__YOUR ASSIGNMENT__
Scan the entries for the word "Mens", and copy every line where it appears.

THE DATA Block Start

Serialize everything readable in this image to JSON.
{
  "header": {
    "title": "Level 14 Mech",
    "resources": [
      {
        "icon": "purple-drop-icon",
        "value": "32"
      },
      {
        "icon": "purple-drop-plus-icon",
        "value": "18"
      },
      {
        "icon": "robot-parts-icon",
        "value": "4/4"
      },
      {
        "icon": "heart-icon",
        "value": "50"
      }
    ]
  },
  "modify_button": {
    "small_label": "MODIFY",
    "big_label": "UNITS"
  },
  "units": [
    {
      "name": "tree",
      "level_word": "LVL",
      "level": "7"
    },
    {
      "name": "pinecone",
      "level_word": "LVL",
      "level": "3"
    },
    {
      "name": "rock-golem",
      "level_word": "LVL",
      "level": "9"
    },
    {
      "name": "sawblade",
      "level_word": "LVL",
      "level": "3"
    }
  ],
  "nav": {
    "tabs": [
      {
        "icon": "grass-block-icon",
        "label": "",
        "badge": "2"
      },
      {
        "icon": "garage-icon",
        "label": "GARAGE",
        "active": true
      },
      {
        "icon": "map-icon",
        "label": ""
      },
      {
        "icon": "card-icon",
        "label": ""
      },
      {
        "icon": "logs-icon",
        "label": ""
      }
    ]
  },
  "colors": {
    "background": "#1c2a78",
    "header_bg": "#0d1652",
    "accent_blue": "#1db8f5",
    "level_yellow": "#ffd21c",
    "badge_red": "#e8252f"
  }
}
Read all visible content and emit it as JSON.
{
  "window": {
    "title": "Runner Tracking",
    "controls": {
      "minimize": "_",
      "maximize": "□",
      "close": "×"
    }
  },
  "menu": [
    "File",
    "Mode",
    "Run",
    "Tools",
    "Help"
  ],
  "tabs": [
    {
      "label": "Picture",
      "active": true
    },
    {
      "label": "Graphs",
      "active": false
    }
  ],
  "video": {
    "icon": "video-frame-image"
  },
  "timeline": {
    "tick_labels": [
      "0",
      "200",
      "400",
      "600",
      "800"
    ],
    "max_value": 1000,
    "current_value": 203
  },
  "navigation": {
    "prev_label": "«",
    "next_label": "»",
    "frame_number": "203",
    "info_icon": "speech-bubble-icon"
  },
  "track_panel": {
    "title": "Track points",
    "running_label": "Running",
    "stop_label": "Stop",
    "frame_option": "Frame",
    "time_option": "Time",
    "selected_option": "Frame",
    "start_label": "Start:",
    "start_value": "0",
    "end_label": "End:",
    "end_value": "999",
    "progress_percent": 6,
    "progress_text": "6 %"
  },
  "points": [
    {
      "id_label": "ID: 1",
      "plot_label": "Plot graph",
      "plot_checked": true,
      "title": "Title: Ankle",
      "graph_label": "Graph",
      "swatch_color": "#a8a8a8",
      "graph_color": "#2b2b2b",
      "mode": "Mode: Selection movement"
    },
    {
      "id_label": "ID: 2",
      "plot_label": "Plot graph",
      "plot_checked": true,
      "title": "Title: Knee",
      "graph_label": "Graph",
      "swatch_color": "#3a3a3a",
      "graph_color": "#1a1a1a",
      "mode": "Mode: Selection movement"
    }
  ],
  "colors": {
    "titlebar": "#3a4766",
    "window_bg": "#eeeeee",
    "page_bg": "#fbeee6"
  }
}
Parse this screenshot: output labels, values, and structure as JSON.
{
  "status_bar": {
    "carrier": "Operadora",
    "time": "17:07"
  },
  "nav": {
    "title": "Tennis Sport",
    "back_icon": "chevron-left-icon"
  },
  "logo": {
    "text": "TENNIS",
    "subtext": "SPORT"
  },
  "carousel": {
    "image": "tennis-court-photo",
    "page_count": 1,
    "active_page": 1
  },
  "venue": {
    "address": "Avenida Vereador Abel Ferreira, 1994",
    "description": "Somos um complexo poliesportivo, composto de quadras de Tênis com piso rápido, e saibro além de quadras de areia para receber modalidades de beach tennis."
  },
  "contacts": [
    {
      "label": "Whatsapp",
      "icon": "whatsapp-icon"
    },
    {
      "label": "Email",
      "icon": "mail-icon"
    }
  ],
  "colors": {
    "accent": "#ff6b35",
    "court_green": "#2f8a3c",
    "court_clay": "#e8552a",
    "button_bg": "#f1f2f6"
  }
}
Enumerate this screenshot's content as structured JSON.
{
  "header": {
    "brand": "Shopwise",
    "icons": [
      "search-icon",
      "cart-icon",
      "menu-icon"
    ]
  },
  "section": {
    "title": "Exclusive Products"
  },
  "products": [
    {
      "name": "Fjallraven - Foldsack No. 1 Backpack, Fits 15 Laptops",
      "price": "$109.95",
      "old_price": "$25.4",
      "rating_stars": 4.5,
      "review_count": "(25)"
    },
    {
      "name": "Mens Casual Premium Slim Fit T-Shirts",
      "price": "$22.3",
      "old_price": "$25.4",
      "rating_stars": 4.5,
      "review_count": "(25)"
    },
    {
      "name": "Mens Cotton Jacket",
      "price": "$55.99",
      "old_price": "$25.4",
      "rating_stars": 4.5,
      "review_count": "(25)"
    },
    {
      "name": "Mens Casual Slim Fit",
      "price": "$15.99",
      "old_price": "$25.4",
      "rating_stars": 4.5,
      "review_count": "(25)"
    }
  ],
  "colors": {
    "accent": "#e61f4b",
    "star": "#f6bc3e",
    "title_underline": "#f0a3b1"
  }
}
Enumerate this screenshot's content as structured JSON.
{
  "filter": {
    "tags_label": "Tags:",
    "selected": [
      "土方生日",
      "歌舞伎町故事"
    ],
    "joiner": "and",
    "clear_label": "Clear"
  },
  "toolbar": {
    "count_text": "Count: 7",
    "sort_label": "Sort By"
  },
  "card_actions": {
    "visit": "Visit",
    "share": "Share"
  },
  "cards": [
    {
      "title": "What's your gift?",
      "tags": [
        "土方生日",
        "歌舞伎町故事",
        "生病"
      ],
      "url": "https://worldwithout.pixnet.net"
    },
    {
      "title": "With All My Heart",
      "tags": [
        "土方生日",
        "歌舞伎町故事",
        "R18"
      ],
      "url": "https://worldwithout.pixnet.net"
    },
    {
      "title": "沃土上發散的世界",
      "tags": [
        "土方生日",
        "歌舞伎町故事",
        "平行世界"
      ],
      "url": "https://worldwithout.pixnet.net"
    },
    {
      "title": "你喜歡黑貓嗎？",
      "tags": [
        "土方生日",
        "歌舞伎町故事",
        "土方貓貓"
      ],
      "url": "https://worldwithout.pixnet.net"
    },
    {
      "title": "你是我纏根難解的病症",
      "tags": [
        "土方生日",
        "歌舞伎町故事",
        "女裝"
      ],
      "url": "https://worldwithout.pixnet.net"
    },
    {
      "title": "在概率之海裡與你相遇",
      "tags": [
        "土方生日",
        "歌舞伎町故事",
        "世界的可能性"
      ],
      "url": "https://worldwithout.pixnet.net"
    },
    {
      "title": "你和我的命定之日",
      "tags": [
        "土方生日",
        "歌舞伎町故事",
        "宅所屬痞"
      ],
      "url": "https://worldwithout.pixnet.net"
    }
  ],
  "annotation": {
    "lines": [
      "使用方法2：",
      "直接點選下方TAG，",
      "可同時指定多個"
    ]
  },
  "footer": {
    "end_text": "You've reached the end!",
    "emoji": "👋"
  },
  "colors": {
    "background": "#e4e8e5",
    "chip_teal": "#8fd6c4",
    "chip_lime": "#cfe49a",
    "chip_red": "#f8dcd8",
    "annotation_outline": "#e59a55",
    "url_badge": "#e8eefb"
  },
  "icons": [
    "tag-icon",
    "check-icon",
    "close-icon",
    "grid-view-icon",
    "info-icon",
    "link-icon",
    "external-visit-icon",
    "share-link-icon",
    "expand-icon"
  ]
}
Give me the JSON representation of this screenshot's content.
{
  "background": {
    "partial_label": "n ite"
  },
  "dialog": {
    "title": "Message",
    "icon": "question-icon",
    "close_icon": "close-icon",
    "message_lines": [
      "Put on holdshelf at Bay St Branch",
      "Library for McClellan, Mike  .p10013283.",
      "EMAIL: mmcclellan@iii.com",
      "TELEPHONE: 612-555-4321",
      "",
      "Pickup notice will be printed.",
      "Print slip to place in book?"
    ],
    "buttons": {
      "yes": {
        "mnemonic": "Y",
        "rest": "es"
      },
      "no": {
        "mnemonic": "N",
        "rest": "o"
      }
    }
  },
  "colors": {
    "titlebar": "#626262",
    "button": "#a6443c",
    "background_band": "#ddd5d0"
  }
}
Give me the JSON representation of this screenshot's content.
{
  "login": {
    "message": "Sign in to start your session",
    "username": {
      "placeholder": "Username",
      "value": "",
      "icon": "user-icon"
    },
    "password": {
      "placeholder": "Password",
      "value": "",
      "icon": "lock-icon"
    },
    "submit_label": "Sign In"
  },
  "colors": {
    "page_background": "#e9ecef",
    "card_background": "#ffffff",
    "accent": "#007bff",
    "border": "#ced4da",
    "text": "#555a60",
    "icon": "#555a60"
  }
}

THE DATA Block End

__EXPECTED ANSWER__
      "name": "Mens Casual Premium Slim Fit T-Shirts",
      "name": "Mens Cotton Jacket",
      "name": "Mens Casual Slim Fit",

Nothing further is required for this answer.